Lost in translation?

News items from The Onion now and then get reported as fact in newspapers in other countries — for example, the story about US lawmakers demanding a new Capitol building. But it seems the US media is not immune from that sort of thing either.

The NYT ends its report on accusations of sexual harrassment against a French official on this rather odd note:

The accusations against Mr. Strauss-Kahn have prompted some hand-wringing in the French news media over their unwillingness to publish information about what they consider the private lives of public figures.

But Le Canard Enchaîné, a respected weekly, defended the traditional approach in an editorial last week. “For ‘Le Canard,’ ” it wrote, “news always stops at the bedroom door.”

The “editorial” they are talking about is here, in the right column, headlined “On vous l’avait bien (pas) dit” (“We certainly did (not) tell you”).

It is possible that the NYT’s Scott Sayare had his suspicions, but was reassured by the weekly’s subheading, a little above and to the left: “Journal satirique paraissant le mercredi” (translation: “A very serious and respected journal appearing on Wednesday”.)

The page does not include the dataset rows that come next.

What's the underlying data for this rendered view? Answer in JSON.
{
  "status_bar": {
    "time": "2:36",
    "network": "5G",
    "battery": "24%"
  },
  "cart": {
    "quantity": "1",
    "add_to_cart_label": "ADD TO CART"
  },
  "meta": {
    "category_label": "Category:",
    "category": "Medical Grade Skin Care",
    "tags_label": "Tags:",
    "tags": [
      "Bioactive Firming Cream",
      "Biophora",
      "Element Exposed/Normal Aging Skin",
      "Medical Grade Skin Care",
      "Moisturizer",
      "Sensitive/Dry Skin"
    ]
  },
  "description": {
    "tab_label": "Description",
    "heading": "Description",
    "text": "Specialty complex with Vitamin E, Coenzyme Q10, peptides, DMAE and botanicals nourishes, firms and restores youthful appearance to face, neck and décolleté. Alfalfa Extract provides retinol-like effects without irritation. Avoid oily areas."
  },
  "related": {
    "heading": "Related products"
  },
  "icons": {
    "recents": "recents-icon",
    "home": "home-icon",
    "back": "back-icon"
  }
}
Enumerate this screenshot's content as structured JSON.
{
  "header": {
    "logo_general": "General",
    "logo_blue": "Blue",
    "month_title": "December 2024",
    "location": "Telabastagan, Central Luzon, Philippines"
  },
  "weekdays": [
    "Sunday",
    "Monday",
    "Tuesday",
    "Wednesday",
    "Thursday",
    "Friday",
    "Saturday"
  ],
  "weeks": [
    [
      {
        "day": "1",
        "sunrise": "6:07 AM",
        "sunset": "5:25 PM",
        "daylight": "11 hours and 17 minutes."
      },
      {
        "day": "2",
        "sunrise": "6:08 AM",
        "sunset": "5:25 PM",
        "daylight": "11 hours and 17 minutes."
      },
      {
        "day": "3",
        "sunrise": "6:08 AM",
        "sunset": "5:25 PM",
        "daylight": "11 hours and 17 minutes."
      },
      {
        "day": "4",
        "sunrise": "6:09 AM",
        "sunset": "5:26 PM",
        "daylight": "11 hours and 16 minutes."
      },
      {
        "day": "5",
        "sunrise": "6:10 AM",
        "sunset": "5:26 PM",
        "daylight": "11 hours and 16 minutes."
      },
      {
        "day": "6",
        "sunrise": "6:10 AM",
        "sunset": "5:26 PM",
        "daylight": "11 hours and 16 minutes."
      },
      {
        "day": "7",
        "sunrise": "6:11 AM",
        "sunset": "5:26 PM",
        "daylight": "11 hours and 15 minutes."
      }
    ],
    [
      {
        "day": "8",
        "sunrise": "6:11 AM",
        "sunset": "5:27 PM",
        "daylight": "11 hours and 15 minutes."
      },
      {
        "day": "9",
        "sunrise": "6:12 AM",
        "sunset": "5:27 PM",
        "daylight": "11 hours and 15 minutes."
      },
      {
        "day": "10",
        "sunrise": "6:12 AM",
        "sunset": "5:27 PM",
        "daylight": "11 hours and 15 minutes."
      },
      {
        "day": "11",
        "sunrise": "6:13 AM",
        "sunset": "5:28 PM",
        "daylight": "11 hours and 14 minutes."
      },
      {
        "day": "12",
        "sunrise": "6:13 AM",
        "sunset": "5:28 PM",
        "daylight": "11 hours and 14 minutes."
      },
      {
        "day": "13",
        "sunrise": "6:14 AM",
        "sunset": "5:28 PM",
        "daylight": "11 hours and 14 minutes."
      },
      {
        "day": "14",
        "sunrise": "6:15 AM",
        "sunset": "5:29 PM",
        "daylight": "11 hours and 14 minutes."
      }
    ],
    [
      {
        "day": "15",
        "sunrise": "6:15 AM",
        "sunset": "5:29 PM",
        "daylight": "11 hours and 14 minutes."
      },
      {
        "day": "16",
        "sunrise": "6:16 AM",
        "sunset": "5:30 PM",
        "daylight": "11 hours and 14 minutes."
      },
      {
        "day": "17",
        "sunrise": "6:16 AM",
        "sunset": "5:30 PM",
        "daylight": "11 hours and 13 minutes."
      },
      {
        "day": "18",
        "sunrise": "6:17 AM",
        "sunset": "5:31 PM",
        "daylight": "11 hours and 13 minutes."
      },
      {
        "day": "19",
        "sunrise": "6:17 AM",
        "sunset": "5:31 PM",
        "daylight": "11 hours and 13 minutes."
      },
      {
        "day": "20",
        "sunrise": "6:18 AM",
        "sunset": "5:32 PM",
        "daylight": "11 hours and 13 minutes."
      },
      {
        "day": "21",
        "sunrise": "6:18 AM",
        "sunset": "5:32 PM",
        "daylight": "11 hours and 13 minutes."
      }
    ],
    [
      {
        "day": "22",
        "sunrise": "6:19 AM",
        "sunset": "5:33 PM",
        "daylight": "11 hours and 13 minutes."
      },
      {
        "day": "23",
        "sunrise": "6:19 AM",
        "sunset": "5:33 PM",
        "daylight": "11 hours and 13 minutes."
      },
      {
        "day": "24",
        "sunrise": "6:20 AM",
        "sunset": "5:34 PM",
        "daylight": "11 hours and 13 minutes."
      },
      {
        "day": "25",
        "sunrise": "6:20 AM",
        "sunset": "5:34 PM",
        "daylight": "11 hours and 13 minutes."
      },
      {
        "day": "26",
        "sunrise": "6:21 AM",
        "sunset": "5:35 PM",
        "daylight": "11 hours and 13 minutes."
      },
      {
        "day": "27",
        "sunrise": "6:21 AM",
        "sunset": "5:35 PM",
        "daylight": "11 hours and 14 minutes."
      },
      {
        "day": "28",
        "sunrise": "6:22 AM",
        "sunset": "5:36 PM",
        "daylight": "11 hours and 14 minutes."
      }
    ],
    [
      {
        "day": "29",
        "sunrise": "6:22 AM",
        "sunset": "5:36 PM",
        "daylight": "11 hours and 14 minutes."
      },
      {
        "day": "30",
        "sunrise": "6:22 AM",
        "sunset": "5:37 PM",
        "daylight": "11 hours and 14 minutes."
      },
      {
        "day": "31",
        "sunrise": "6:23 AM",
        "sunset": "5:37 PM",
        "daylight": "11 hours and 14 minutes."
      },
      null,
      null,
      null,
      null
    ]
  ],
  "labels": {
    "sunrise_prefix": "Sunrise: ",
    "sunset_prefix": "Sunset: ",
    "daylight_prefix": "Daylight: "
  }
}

Workshop on academic ethics

Some of us are shortly organising a workshop on academic ethics: click for details. While there is a clear need to discuss the issue in the Indian academic community, we were taken aback by the level of enthusiasm expressed by almost all the individuals whom we approached to participate.

Anyone who would like to join in is welcome to write to us, at the address listed on that webpage. We would prefer advance notice, even from Chennai residents, for logistical reasons.

BHL and the wheels of justice

I’ve been slow with blogging, even in the face of newsworthy happenings like the bin Laden killing, the massacre of the DMK in the state elections here, the arrest of the IMF chief for attempted rape. It has taken the self-styled “philosopher”, Bernard-Henri Lévy (previously a defender of the convicted paedophile Roman Polanski) to stir me to write again.

I generally have little admiration even for philosophers who actually philosophise — but if BHL is a philosopher, so am I. (I’m a doctor of philosophy, so there!) That apart, his defence of Dominique Strauss-Kahn turns out more to be an indirect slime — a series of insinuations — against his accuser, as well as a direct slime against a previous victim, Tristane Banon, who, he says, “pretends” and has “shut up for eight years”. (In fact she spoke about it before, on TV, but DSK’s name was bleeped out.)

Laila Lalami has an excellent riposte, as does Matt Welch, and no doubt many others. But let me address one particular point made by BHL here.

BHL says:

“I am troubled by a system of justice modestly termed “accusatory,” meaning that anyone can come along and accuse another fellow of any crime—and it will be up to the accused to prove that the accusation is false and without basis in fact.”

I would look on that differently. The US system of justice is apparently such that a recent immigrant from a developing country, a lowly member of the cleaning staff in a hotel, who is molested and nearly raped by a rich man (she didn’t know who he was, but she knew he stayed in a $3000/night suite), feels empowered to complain immediately to her employers, instead of dying quietly of shame. (She is in fact reportedly very upset — but she did not choose to keep quiet, in the name of a fallacious “honour” so commonly invoked in the developing world.) The hotel, who knew who DSK was, didn’t dissuade her from complaining, but called the police. Within hours, the police pulled him out of the first class cabin of a plane that was about to depart for France. And he is now being treated just as any other suspect would be, and has been remanded to the same prison where ordinary criminals in New York are sent.

If such a system of justice “troubles” Bernard-Henri Lévy, perhaps he should explain why. I am sure harassed women, all over the world, wish for such a system. Would action on such a complaint, against such a figure, have been so swift in Paris? Or anywhere else? What does BHL have to fear from such a system?